Macon County District Attorney E. Paul Jones during a recent interview in which he said Victoryland's machines are legal.
Macon County District Attorney E. Paul Jones during a recent interview in which he said Victoryland's machines are legal.

Posted by: John Shryock - bio | email

MONTGOMERY, AL (WSFA) - Governor Bob Riley's office and the office of Macon County District Attorney E. Paul Jones are now trading words concerning the legality of Victoryland's gaming machines.

Jones declared Monday that he'd inspected Victoryland's machines and concluded that they follow Alabama law. The announcement, not surprisingly, was rejected by Governor Riley's office which continues to maintain the machines are illegal.

Thursday, Gov. Riley's office released to the media a letter it dispatched to Jones' office advising that its Task Force on Illegal Gambling was trying to take the D.A. up on an offer to inspect the machines for itself, but had not received an answer to the invitation.

Jones replied to the letter in an email to media outlets saying information he'd shared with Riley was between the two of them and was not intended for media consumption. "Since the governor chose to send the the media prior to sending it to me," Jones wrote, "here is my letter I sent the governor by e-mail about 10 am today (Thursday)."

CLICK HERE to view Governor Riley's letter to D.A. Jones.

CLICK HERE to view D.A. Jones' letter to Governor Riley.

Governor Riley's letter also seeks to confirm with Jones, "whether or not this evidence (the machines) has been altered or tampered with, and, if so, exactly how it has been altered and what you intend to do about it."

Riley also warns the district attorney against filing a declaratory judgement in the matter because Jones has no authority to do so and that it "could be viewed as interfering with the ongoing work of the Task Force as it battles illegal gambling..."

The letter concluded by saying that because of Jones' relationship with Victoryland, any lawsuit filed on their behalf would be illegitimate.

In his response, E. Paul Jones wrote, " I don't own or control Victoryland, so I speak only for myself.

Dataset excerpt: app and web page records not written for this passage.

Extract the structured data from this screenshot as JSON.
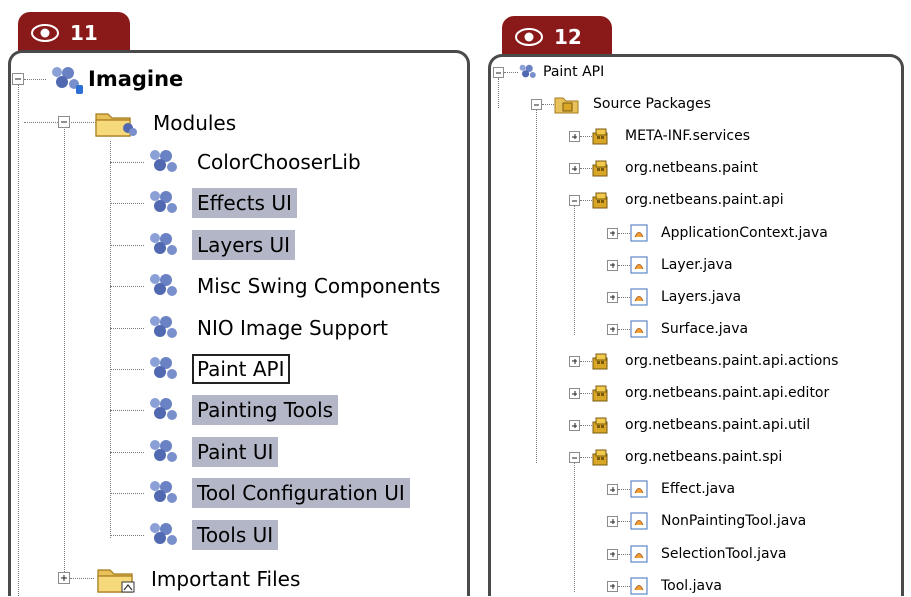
{
  "left_panel": {
    "badge": "11",
    "root": "Imagine",
    "modules_folder": "Modules",
    "modules": [
      {
        "label": "ColorChooserLib",
        "state": "normal"
      },
      {
        "label": "Effects UI",
        "state": "selected"
      },
      {
        "label": "Layers UI",
        "state": "selected"
      },
      {
        "label": "Misc Swing Components",
        "state": "normal"
      },
      {
        "label": "NIO Image Support",
        "state": "normal"
      },
      {
        "label": "Paint API",
        "state": "focused"
      },
      {
        "label": "Painting Tools",
        "state": "selected"
      },
      {
        "label": "Paint UI",
        "state": "selected"
      },
      {
        "label": "Tool Configuration UI",
        "state": "selected"
      },
      {
        "label": "Tools UI",
        "state": "selected"
      }
    ],
    "important_files": "Important Files"
  },
  "right_panel": {
    "badge": "12",
    "root": "Paint API",
    "source_packages": "Source Packages",
    "packages": {
      "meta_inf": "META-INF.services",
      "paint": "org.netbeans.paint",
      "api": "org.netbeans.paint.api",
      "actions": "org.netbeans.paint.api.actions",
      "editor": "org.netbeans.paint.api.editor",
      "util": "org.netbeans.paint.api.util",
      "spi": "org.netbeans.paint.spi"
    },
    "api_files": [
      "ApplicationContext.java",
      "Layer.java",
      "Layers.java",
      "Surface.java"
    ],
    "spi_files": [
      "Effect.java",
      "NonPaintingTool.java",
      "SelectionTool.java",
      "Tool.java"
    ]
  },
  "colors": {
    "badge": "#8a1a1a",
    "selection": "#b3b6c6",
    "frame": "#4a4a4a"
  },
  "icons": [
    "eye-icon",
    "module-icon",
    "folder-icon",
    "package-icon",
    "java-file-icon",
    "expander-icon"
  ]
}
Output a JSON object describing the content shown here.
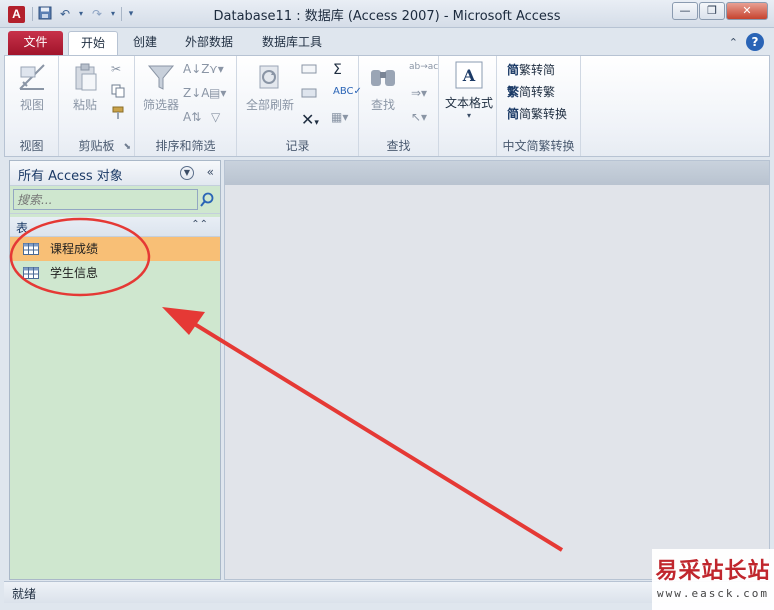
{
  "window": {
    "title": "Database11 : 数据库 (Access 2007) - Microsoft Access",
    "app_icon_letter": "A"
  },
  "tabs": [
    {
      "label": "文件"
    },
    {
      "label": "开始"
    },
    {
      "label": "创建"
    },
    {
      "label": "外部数据"
    },
    {
      "label": "数据库工具"
    }
  ],
  "ribbon": {
    "groups": {
      "view": {
        "label": "视图",
        "button": "视图"
      },
      "clipboard": {
        "label": "剪贴板",
        "paste": "粘贴"
      },
      "sort_filter": {
        "label": "排序和筛选",
        "filter": "筛选器"
      },
      "records": {
        "label": "记录",
        "refresh_all": "全部刷新"
      },
      "find": {
        "label": "查找",
        "find": "查找"
      },
      "text_format": {
        "label": "文本格式"
      },
      "convert": {
        "label": "中文简繁转换",
        "to_simplified": "繁转简",
        "to_traditional": "简转繁",
        "convert": "简繁转换"
      }
    }
  },
  "nav": {
    "title": "所有 Access 对象",
    "search_placeholder": "搜索...",
    "category": "表",
    "items": [
      {
        "label": "课程成绩"
      },
      {
        "label": "学生信息"
      }
    ]
  },
  "status": {
    "text": "就绪"
  },
  "watermark": {
    "text": "易采站长站",
    "url": "www.easck.com"
  },
  "colors": {
    "file_tab": "#b01e35",
    "nav_bg": "#cfe7cf",
    "selected": "#f8bf76",
    "annotation": "#e53935"
  }
}
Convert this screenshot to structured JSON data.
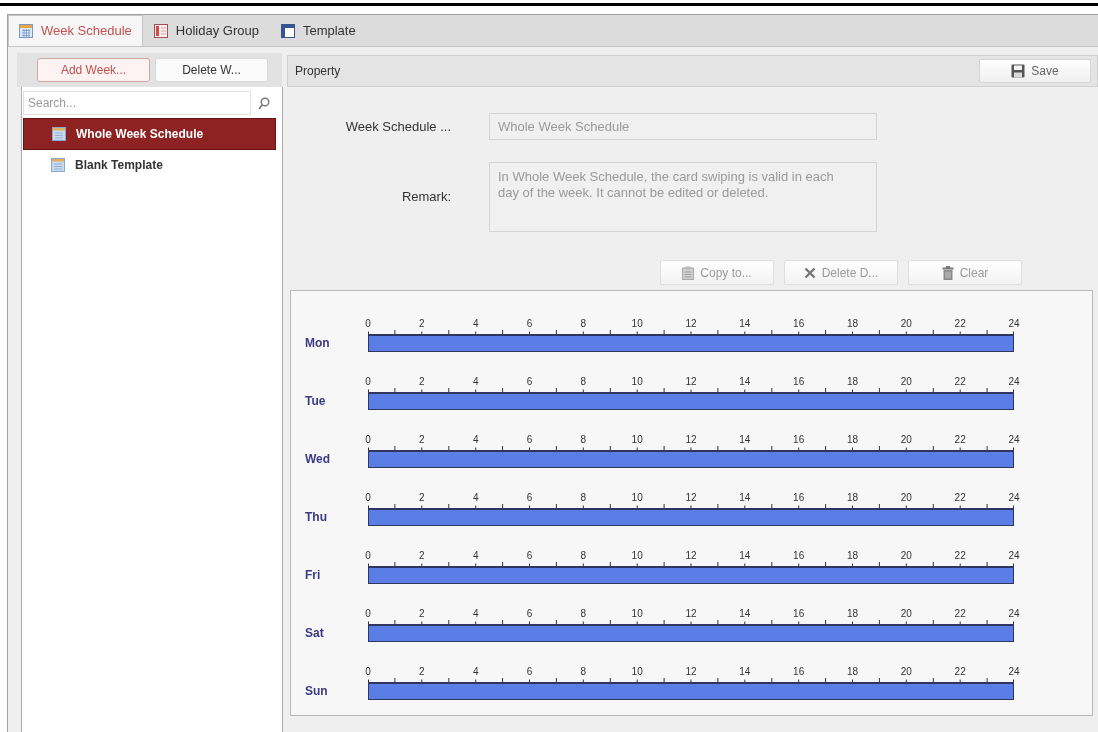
{
  "tabs": [
    {
      "label": "Week Schedule",
      "selected": true
    },
    {
      "label": "Holiday Group",
      "selected": false
    },
    {
      "label": "Template",
      "selected": false
    }
  ],
  "sidebar": {
    "buttons": [
      {
        "label": "Add Week...",
        "highlighted": true
      },
      {
        "label": "Delete W...",
        "highlighted": false
      }
    ],
    "search": {
      "placeholder": "Search..."
    },
    "items": [
      {
        "label": "Whole Week Schedule",
        "selected": true
      },
      {
        "label": "Blank Template",
        "selected": false
      }
    ]
  },
  "property": {
    "title": "Property",
    "save": "Save",
    "fields": [
      {
        "kind": "input",
        "label": "Week Schedule ...",
        "value": "Whole Week Schedule",
        "disabled": true
      },
      {
        "kind": "textarea",
        "label": "Remark:",
        "value": "In Whole Week Schedule, the card swiping is valid in each day of the week. It cannot be edited or deleted.",
        "disabled": true
      }
    ],
    "actions": [
      {
        "kind": "copy",
        "label": "Copy to...",
        "disabled": true
      },
      {
        "kind": "delete",
        "label": "Delete D...",
        "disabled": true
      },
      {
        "kind": "clear",
        "label": "Clear",
        "disabled": true
      }
    ]
  },
  "schedule": {
    "days": [
      {
        "label": "Mon",
        "ticks": [
          "0",
          "2",
          "4",
          "6",
          "8",
          "10",
          "12",
          "14",
          "16",
          "18",
          "20",
          "22",
          "24"
        ],
        "level": 1
      },
      {
        "label": "Tue",
        "ticks": [
          "0",
          "2",
          "4",
          "6",
          "8",
          "10",
          "12",
          "14",
          "16",
          "18",
          "20",
          "22",
          "24"
        ],
        "level": 1
      },
      {
        "label": "Wed",
        "ticks": [
          "0",
          "2",
          "4",
          "6",
          "8",
          "10",
          "12",
          "14",
          "16",
          "18",
          "20",
          "22",
          "24"
        ],
        "level": 1
      },
      {
        "label": "Thu",
        "ticks": [
          "0",
          "2",
          "4",
          "6",
          "8",
          "10",
          "12",
          "14",
          "16",
          "18",
          "20",
          "22",
          "24"
        ],
        "level": 1
      },
      {
        "label": "Fri",
        "ticks": [
          "0",
          "2",
          "4",
          "6",
          "8",
          "10",
          "12",
          "14",
          "16",
          "18",
          "20",
          "22",
          "24"
        ],
        "level": 1
      },
      {
        "label": "Sat",
        "ticks": [
          "0",
          "2",
          "4",
          "6",
          "8",
          "10",
          "12",
          "14",
          "16",
          "18",
          "20",
          "22",
          "24"
        ],
        "level": 1
      },
      {
        "label": "Sun",
        "ticks": [
          "0",
          "2",
          "4",
          "6",
          "8",
          "10",
          "12",
          "14",
          "16",
          "18",
          "20",
          "22",
          "24"
        ],
        "level": 1
      }
    ]
  }
}
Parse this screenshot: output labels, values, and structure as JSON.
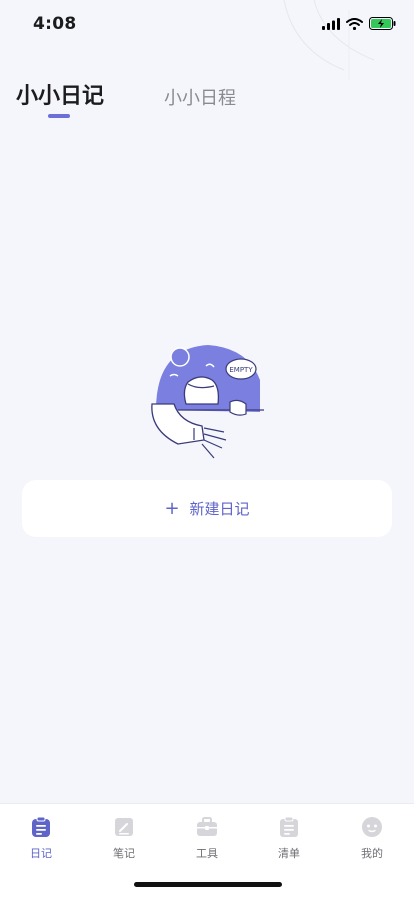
{
  "status_bar": {
    "time": "4:08",
    "icons": [
      "signal-icon",
      "wifi-icon",
      "battery-charging-icon"
    ]
  },
  "tabs": [
    {
      "label": "小小日记",
      "active": true
    },
    {
      "label": "小小日程",
      "active": false
    }
  ],
  "empty_state": {
    "badge_text": "EMPTY",
    "action_icon": "+",
    "action_label": "新建日记"
  },
  "bottom_nav": [
    {
      "label": "日记",
      "icon": "diary-icon",
      "active": true
    },
    {
      "label": "笔记",
      "icon": "note-icon",
      "active": false
    },
    {
      "label": "工具",
      "icon": "toolbox-icon",
      "active": false
    },
    {
      "label": "清单",
      "icon": "checklist-icon",
      "active": false
    },
    {
      "label": "我的",
      "icon": "profile-icon",
      "active": false
    }
  ],
  "colors": {
    "accent": "#5f64c9",
    "indicator": "#6b6fd8",
    "illustration": "#7b7fe0",
    "background": "#f5f6fb",
    "inactive_icon": "#d5d5da"
  }
}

There is no allegation of a connection between me and ANY gambling entity, either from contributions, requests for contributions, employment or any other connection.  I won't profit or lose, and have no personal interest in either totally outlawing all gambling, or making it all legal.  I have to be true to my God, and I have a sworn oath to follow the law.  I respect that you disagree with me on what the law is at the moment in Alabama."

©2010 WSFA. All rights reserved. This material may not be published, broadcast, rewritten, or redistributed.